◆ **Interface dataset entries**
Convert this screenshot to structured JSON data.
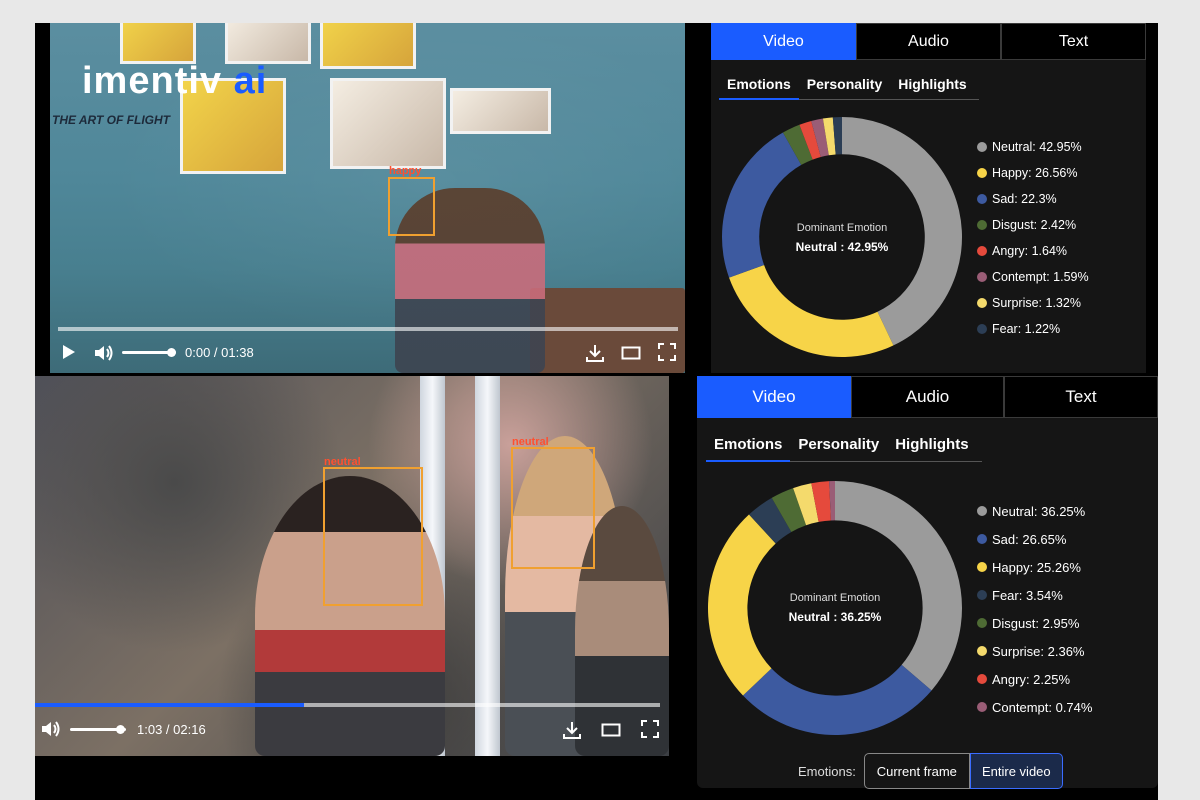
{
  "colors": {
    "accent": "#1a5cff",
    "neutral": "#9b9b9b",
    "happy": "#f7d448",
    "sad": "#3d5aa0",
    "disgust": "#4e6b34",
    "angry": "#e54a3c",
    "contempt": "#9a5d76",
    "surprise": "#f4da6c",
    "fear": "#2c3e55"
  },
  "brand": {
    "name": "imentiv",
    "suffix": "ai",
    "poster_text": "THE ART OF FLIGHT"
  },
  "video1": {
    "face_label": "happy",
    "time": "0:00 / 01:38",
    "progress": 0.0,
    "volume": 0.9,
    "icons": [
      "play-icon",
      "volume-icon",
      "download-icon",
      "theater-mode-icon",
      "fullscreen-icon"
    ]
  },
  "video2": {
    "face_labels": [
      "neutral",
      "neutral"
    ],
    "time": "1:03 / 02:16",
    "progress": 0.43,
    "volume": 0.9,
    "icons": [
      "volume-icon",
      "download-icon",
      "theater-mode-icon",
      "fullscreen-icon"
    ]
  },
  "panel1": {
    "tabs": [
      "Video",
      "Audio",
      "Text"
    ],
    "active_tab": "Video",
    "subtabs": [
      "Emotions",
      "Personality",
      "Highlights"
    ],
    "active_subtab": "Emotions",
    "center_title": "Dominant Emotion",
    "center_value": "Neutral : 42.95%",
    "legend": [
      "Neutral: 42.95%",
      "Happy: 26.56%",
      "Sad: 22.3%",
      "Disgust: 2.42%",
      "Angry: 1.64%",
      "Contempt: 1.59%",
      "Surprise: 1.32%",
      "Fear: 1.22%"
    ]
  },
  "panel2": {
    "tabs": [
      "Video",
      "Audio",
      "Text"
    ],
    "active_tab": "Video",
    "subtabs": [
      "Emotions",
      "Personality",
      "Highlights"
    ],
    "active_subtab": "Emotions",
    "center_title": "Dominant Emotion",
    "center_value": "Neutral : 36.25%",
    "legend": [
      "Neutral: 36.25%",
      "Sad: 26.65%",
      "Happy: 25.26%",
      "Fear: 3.54%",
      "Disgust: 2.95%",
      "Surprise: 2.36%",
      "Angry: 2.25%",
      "Contempt: 0.74%"
    ],
    "toggle_label": "Emotions:",
    "toggle_options": [
      "Current frame",
      "Entire video"
    ],
    "toggle_selected": "Entire video"
  },
  "chart_data": [
    {
      "type": "pie",
      "title": "Dominant Emotion",
      "categories": [
        "Neutral",
        "Happy",
        "Sad",
        "Disgust",
        "Angry",
        "Contempt",
        "Surprise",
        "Fear"
      ],
      "values": [
        42.95,
        26.56,
        22.3,
        2.42,
        1.64,
        1.59,
        1.32,
        1.22
      ],
      "colors": [
        "#9b9b9b",
        "#f7d448",
        "#3d5aa0",
        "#4e6b34",
        "#e54a3c",
        "#9a5d76",
        "#f4da6c",
        "#2c3e55"
      ],
      "legend": "right"
    },
    {
      "type": "pie",
      "title": "Dominant Emotion",
      "categories": [
        "Neutral",
        "Sad",
        "Happy",
        "Fear",
        "Disgust",
        "Surprise",
        "Angry",
        "Contempt"
      ],
      "values": [
        36.25,
        26.65,
        25.26,
        3.54,
        2.95,
        2.36,
        2.25,
        0.74
      ],
      "colors": [
        "#9b9b9b",
        "#3d5aa0",
        "#f7d448",
        "#2c3e55",
        "#4e6b34",
        "#f4da6c",
        "#e54a3c",
        "#9a5d76"
      ],
      "legend": "right"
    }
  ]
}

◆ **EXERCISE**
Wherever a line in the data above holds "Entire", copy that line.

◆ **RESULT FOR THIS TASK**
      "Entire video"
    "toggle_selected": "Entire video"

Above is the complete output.